How are companies navigating Connecticut's high-cost, highly regulated business environment?
It comes down to managing those factors they can control—often through innovation—said Lee, whose precision manufacturing company is based in Westbrook.
"We have several different lines of business and if you look across them, the ones that embrace technology the most are the ones that are growing the fastest," he said.
We should not balance the state budget with tax increases. That doesn't work, we've tried that in the past.
Santa sees both residential and business customers investing in energy efficiency programs and technology to help control costs.
"That's especially important in Connecticut has we have some of the highest energy costs in the country," he said.

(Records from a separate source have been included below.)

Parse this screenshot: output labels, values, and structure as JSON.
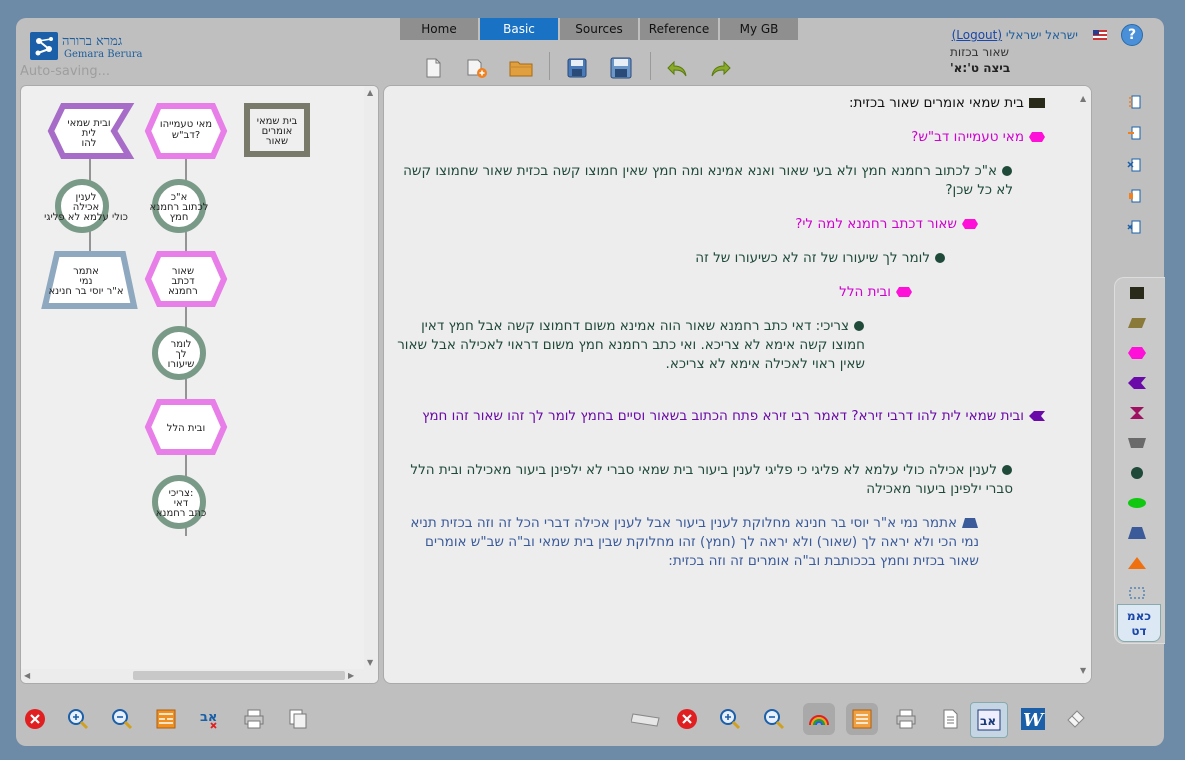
{
  "app": {
    "logo_he": "גמרא ברורה",
    "logo_en": "Gemara Berura",
    "autosave": "Auto-saving..."
  },
  "tabs": [
    {
      "label": "Home"
    },
    {
      "label": "Basic",
      "active": true
    },
    {
      "label": "Sources"
    },
    {
      "label": "Reference"
    },
    {
      "label": "My GB"
    }
  ],
  "user": {
    "name": "ישראל ישראלי",
    "logout": "(Logout)",
    "subtitle": "שאור בכזות",
    "location": "ביצה ט':א'"
  },
  "diagram": {
    "nodes": [
      {
        "id": "n1",
        "label_lines": [
          "בית שמאי",
          "אומרים",
          "שאור"
        ],
        "shape": "square",
        "color": "#7a7a6a"
      },
      {
        "id": "n2",
        "label_lines": [
          "מאי טעמייהו",
          "דב\"ש?"
        ],
        "shape": "hexagon",
        "color": "#e87ee8"
      },
      {
        "id": "n3",
        "label_lines": [
          "ובית שמאי",
          "לית",
          "להו"
        ],
        "shape": "arrow",
        "color": "#a66cc8"
      },
      {
        "id": "n4",
        "label_lines": [
          "א\"כ",
          "לכתוב רחמנא",
          "חמץ"
        ],
        "shape": "circle",
        "color": "#7a9a88"
      },
      {
        "id": "n5",
        "label_lines": [
          "לענין",
          "אכילה",
          "כולי עלמא לא פליגי"
        ],
        "shape": "circle",
        "color": "#7a9a88"
      },
      {
        "id": "n6",
        "label_lines": [
          "שאור",
          "דכתב",
          "רחמנא"
        ],
        "shape": "hexagon",
        "color": "#e87ee8"
      },
      {
        "id": "n7",
        "label_lines": [
          "אתמר",
          "נמי",
          "א\"ר יוסי בר חנינא"
        ],
        "shape": "trapezoid",
        "color": "#8ea8c0"
      },
      {
        "id": "n8",
        "label_lines": [
          "לומר",
          "לך",
          "שיעורו"
        ],
        "shape": "circle",
        "color": "#7a9a88"
      },
      {
        "id": "n9",
        "label_lines": [
          "ובית הלל"
        ],
        "shape": "hexagon",
        "color": "#e87ee8"
      },
      {
        "id": "n10",
        "label_lines": [
          "צריכי:",
          "דאי",
          "כתב רחמנא"
        ],
        "shape": "circle",
        "color": "#7a9a88"
      }
    ]
  },
  "entries": [
    {
      "bullet": "square",
      "color": "#111111",
      "text": "בית שמאי אומרים שאור בכזית:"
    },
    {
      "bullet": "hexagon",
      "color": "#d100d1",
      "text": "מאי טעמייהו דב\"ש?"
    },
    {
      "bullet": "circle",
      "color": "#1f4a3a",
      "text": "א\"כ לכתוב רחמנא חמץ ולא בעי שאור ואנא אמינא ומה חמץ שאין חמוצו קשה בכזית שאור שחמוצו קשה לא כל שכן?"
    },
    {
      "bullet": "hexagon",
      "color": "#d100d1",
      "text": "שאור דכתב רחמנא למה לי?"
    },
    {
      "bullet": "circle",
      "color": "#1f4a3a",
      "text": "לומר לך שיעורו של זה לא כשיעורו של זה"
    },
    {
      "bullet": "hexagon",
      "color": "#d100d1",
      "text": "ובית הלל"
    },
    {
      "bullet": "circle",
      "color": "#1f4a3a",
      "text": "צריכי: דאי כתב רחמנא שאור הוה אמינא משום דחמוצו קשה אבל חמץ דאין חמוצו קשה אימא לא צריכא. ואי כתב רחמנא חמץ משום דראוי לאכילה אבל שאור שאין ראוי לאכילה אימא לא צריכא."
    },
    {
      "bullet": "arrow",
      "color": "#6a0aa8",
      "text": "ובית שמאי לית להו דרבי זירא? דאמר רבי זירא פתח הכתוב בשאור וסיים בחמץ לומר לך זהו שאור זהו חמץ"
    },
    {
      "bullet": "circle",
      "color": "#1f4a3a",
      "text": "לענין אכילה כולי עלמא לא פליגי כי פליגי לענין ביעור בית שמאי סברי לא ילפינן ביעור מאכילה ובית הלל סברי ילפינן ביעור מאכילה"
    },
    {
      "bullet": "trapezoid",
      "color": "#3a5a9a",
      "text": "אתמר נמי א\"ר יוסי בר חנינא מחלוקת לענין ביעור אבל לענין אכילה דברי הכל זה וזה בכזית תניא נמי הכי ולא יראה לך (שאור) ולא יראה לך (חמץ) זהו מחלוקת שבין בית שמאי וב\"ה שב\"ש אומרים שאור בכזית וחמץ בככותבת וב\"ה אומרים זה וזה בכזית:"
    }
  ],
  "palette": {
    "label": "כאמ דט"
  },
  "colors": {
    "accent": "#1a72c4",
    "link": "#1a47a8"
  }
}
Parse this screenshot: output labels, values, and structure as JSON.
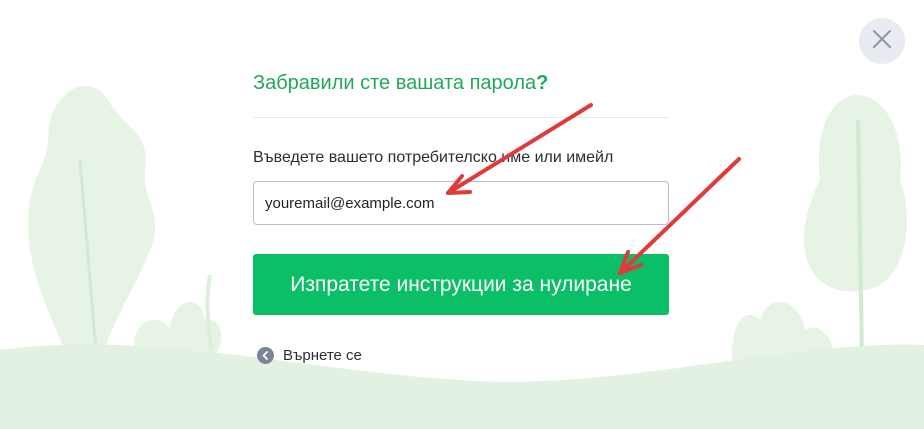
{
  "dialog": {
    "title_text": "Забравили сте вашата парола",
    "title_mark": "?",
    "field_label": "Въведете вашето потребителско име или имейл",
    "email_value": "youremail@example.com",
    "submit_label": "Изпратете инструкции за нулиране",
    "back_label": "Върнете се"
  },
  "icons": {
    "close": "close-icon",
    "back": "chevron-left-icon"
  },
  "colors": {
    "accent_green": "#0bbf67",
    "title_green": "#22a85a",
    "annotation_red": "#e03a3a",
    "background_art": "#e3f1e2"
  }
}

The survey found that 32% of businesses have been approached by other states, with North Carolina, South Carolina, and Florida the most aggressive suitors.
While just 8% of survey respondents say they plan to relocate outside Connecticut, 20% of companies are considering moving significant production to other states within the next five years.
BlumShapiro's Kask says the firm is seeing a number of its business clients expanding in other states.
"Is that due to the economic conditions in Connecticut or business opportunities?" Kask asked.
"I really don't know the answer. Probably a little bit of both."
Sixty-nine percent of survey respondents say up to 15% of their workforce will retire in the next two to five years.
Finding and retaining replacements, particularly younger workers, poses a significant challenge.
"We're down in the colleges at a much earlier stage, we have leadership training programs, a very robust internship program—most of those folks we're offering jobs to while they still have a year or two left at school," said BlumShapiro's Kask.
Connecticut's cities are in trouble and we have to do something about that.
Santa called for the state to ease costly licensing restrictions to help businesses train and retain skilled workers, adding that the state's urban centers are key for drawing young workers.
"Connecticut's biggest challenge with attracting and keeping young workers is its cities," he said.
"Connecticut's cities are in trouble and we have to do something about that."
All three CEOs remain committed to Connecticut.
Santa said Connecticut must take better advantage of the state's "tremendous resources."
Kask said BlumShapiro remains "bullish on Connecticut."
"We have a great location between New York and Boston," he said.
"The quality of our workforce is outstanding, we're world-class in education, and our quality of life is good."
Lee says Connecticut "should be so much better and we can be so much better."
"We have huge horsepower in Connecticut and if we harness that horsepower we can beat anybody," he said.